President-elect Donald Trump is spending Black Friday in South Florida, mulling over transition issues that include a prospective Commerce secretary, a public battle over the secretary of State's job, and talks with an Indiana air conditioning company that is planning to move jobs to Mexico.
Trump is expected to eventually nominate billionaire investor Wilbur Ross as secretary of Commerce, officials familiar with the transition said, a decision that reflects his campaign against existing free trade agreements. The officials would not be named because they were not authorized to speak on the record.
Ross has been an opponent of free trade deals he says have shipped jobs overseas, and the private investor also co-authored an infrastructure financing plan that Trump is studying. During the campaign, Ross told CNBC that he backed Trump because "middle class and lower middle class America has not really benefited by the last 10 to 15 years of economic activity and they're sick and tired of it and they want something different."
Critics describe Ross as the "king of bankruptcy," saying his strategy has been to buy, re-structure, and sell off companies, from fading steel mills and coal mines to failed banks.
The nominee for deputy secretary of Commerce is likely to be Chicago Cubs co-owner Todd Ricketts, a member of a prominent family of conservative donors.

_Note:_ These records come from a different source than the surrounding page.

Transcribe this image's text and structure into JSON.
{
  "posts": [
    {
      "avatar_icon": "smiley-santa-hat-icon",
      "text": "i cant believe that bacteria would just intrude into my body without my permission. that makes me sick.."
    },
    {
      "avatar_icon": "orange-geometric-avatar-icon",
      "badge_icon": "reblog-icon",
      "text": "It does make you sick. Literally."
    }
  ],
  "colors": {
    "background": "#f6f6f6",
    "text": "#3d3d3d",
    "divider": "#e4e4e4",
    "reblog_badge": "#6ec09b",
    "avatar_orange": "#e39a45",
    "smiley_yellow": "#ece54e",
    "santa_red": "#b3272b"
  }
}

Trump is expected to make two staffing decision on Friday, but no Cabinet picks, said transition spokesman Jason Miller,
The president-elect is scheduled to resume interviews of prospective appointees on Monday, aides said. That includes a meeting with Milwaukee County Sheriff David Clarke, who has been mentioned for a homeland security post.
In other Trump Cabinet developments, former Republican primary rival Ben Carson and aides say he is considering an offer to join Trump's team. The New York businessman said earlier this week he was likely to offer Carson the post of housing and urban development.
The president-elect spent Thanksgiving at Mar-a-Lago, his estate in Palm Beach, Fla. He is expected to return to New York sometime this weekend.
Trump and aides are also overseeing a internal debate over who should be his secretary of State.
One candidate, 2012 GOP presidential nominee Mitt Romney, is drawing opposition from prominent Trump surrogates like Newt Gingrich and Mike Huckabee. They and others cite Romney's outspoken criticism of Trump during this year's Republican primary battle, such as labeling the New York businessman a "fraud" and a "phony."
Trump campaign manager Kellyanne Conway joined in the fray over the Thanksgiving holiday, tweeting: "Receiving deluge of social media & private comms re: Romney Some Trump loyalists warn against Romney as sec of state."
Another secretary of State candidate, former New York City Mayor Rudy Giuliani, strongly backed Trump during the campaign, but his overseas business interests have made him a target of criticism. Trump is said to be considering other candidates for secretary of State. They include Sen. Bob Corker, R-Tenn., chairman of the Senate Foreign Relations Committee.
While deciding who should head his diplomatic team, Trump has spent part of the holiday weekend taking calls from foreign leaders. The transition team put out a list Friday saying that in recent days Trump has spoken with the leaders of Greece, Hungary, Panama, Slovenia, and Sweden.
Trump himself has also stayed busy on social media over the holiday, saying in one missive that he is trying to prevent Carrier from moving jobs at an air conditioner manufacturing plan in Indiana to Mexico. "I am working hard, even on Thanksgiving, trying to get Carrier A.C. Company to stay in the U.S. (Indiana). MAKING PROGRESS - Will know soon!"
Carrier responded via the company Twitter account, saying that it "has had discussions with the incoming administration and we look forward to working together. Nothing to announce at this time."
Trump's involvement in talks with Carrier drew criticism from a Republican lawmaker, Rep. Justin Amish of Michigan. "Not the president(-elect)'s job," Amish tweeted. "We live in a constitutional republic, not an autocracy. Business-specific meddling shouldn't be normalized."
Not the president(-elect)'s job. We live in a constitutional republic, not an autocracy. Business-specific meddling shouldn't be normalized. https://t.co/usHTsZaw46— Justin Amash (@justinamash) November 25, 2016